However, Brotherhood has influenced Revelations in an exciting way. The main story demonstrates the exotic missions exhibited in Brotherhood and takes them to another level. Its linear secret locations and Da-Vinci themed scenery have been woven delicately into the new title flawlessly. The main story is one adventure after another – the game in effect becomes a playground where players learn to become effective killing machines whilst collecting keys to tie together the over-thought-out plot. Altair’s flashback missions, in particular, give the player a chance to daringly escape from burning ships and horse-and-carriage battles. His short-lived role in Revelations is arguably the most interesting, spanning a lifetime of wrist-knifing.
Although the lesser protagonist, Desmond, is still in a coma; he is awaiting his chance to be a modern-day assassin. Desmond is trapped within the Animus’ memory banks, stranded on a subconsciously computer-generated island. Sinister memories are discovered from Subject 16, an interesting spin-off for the modern day portion of the game but players should be prepared for this section to disappoint; it hasn’t been well prepared for and can lead to further plot confusion. It provides the dullest game intervention so far.

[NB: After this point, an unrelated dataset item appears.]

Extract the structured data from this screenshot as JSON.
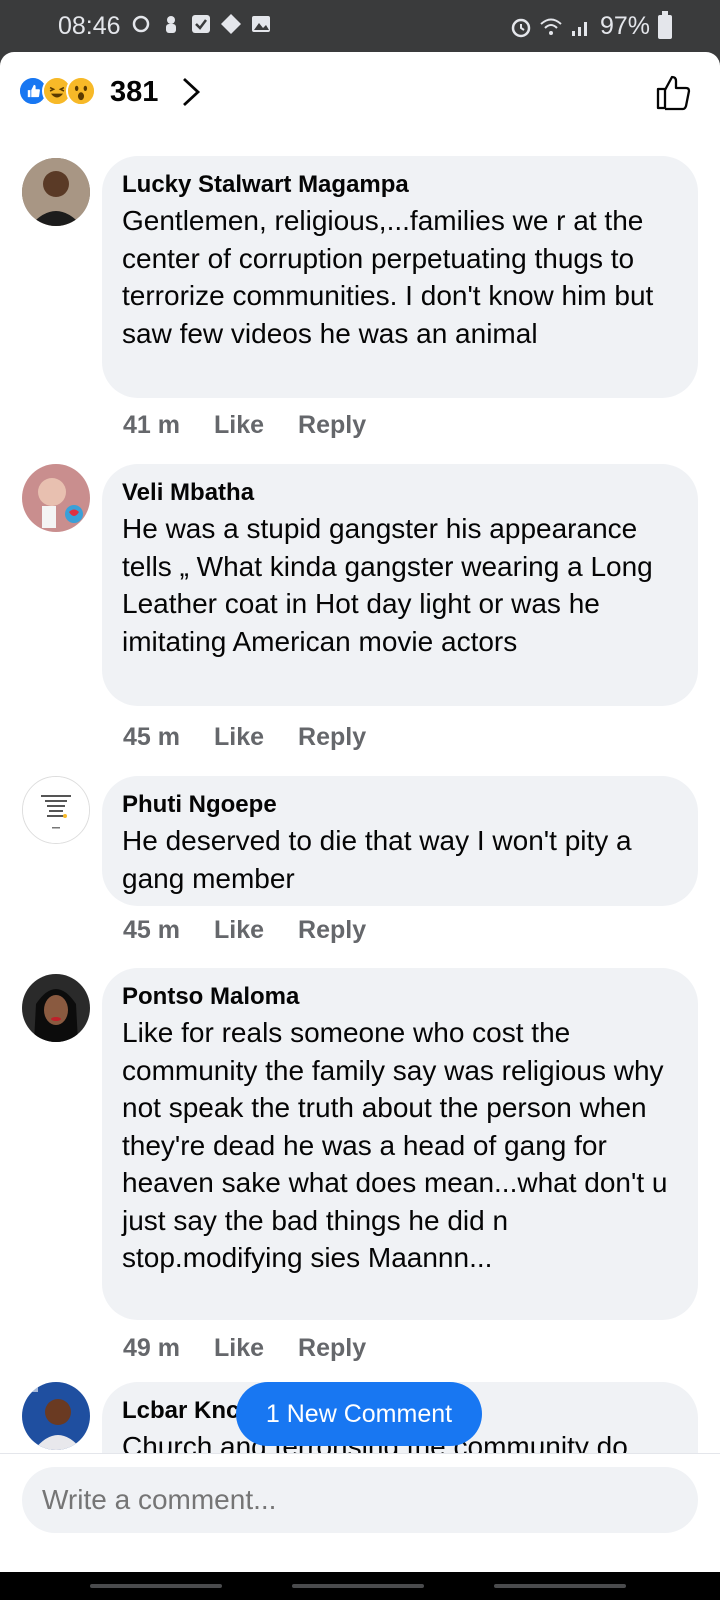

Players collect code fragments as Ezio, for Desmond to unlock new areas on the inescapable island. These take the form of first-person narrated puzzles that involve digital recreations of Desmond’s memories. To do this, as complicated as it sounds, you just have to move about a few rectangular blocks and ramps but these are not a patch on the hieroglyphic puzzles of Assassin’s Creed One and Brotherhood.
Ageing Ezio’s final steps are assured forever in Revelations; it is a shame but an inevitable one. There is only so much you can do with one character. The place of Ezio’s final chapter, Constantinople, is as varied a setting as players could hope for and articulately created. Its rickety wooden buildings create perfect cover for stealth portions of Ezio’s adventure. The metropolis’ zip-line rooftops and parachutes make traversing the city a pleasure and finding keys in underground canyons and secret cisterns makes a pleasant change to the current series. Quick tip: Jump off Galata Tower, the tallest in the game, it’s worth it.
For the multiplayer you need to be as ‘cunning as a fox that has just been appointed as Professor of Cunning at Oxford University’. The bigger and better online modes consist of cat-and-mouse games that create an air of tense competition among players. It also provides an alternative to most of the multiplayer options in varying games on the market. The multiplayer just adds to the value of the game and how extensive it is.
Assassin’s Creed Revelations is a must for any fan and a possible excursion for those who have yet to discover the series. The game is basically a tale of finding keys to tie together the three main player’s over-worked plot but that shouldn’t put players off. It is a fast-paced, cinematic feast for the eyes and a challenging title for most competent players.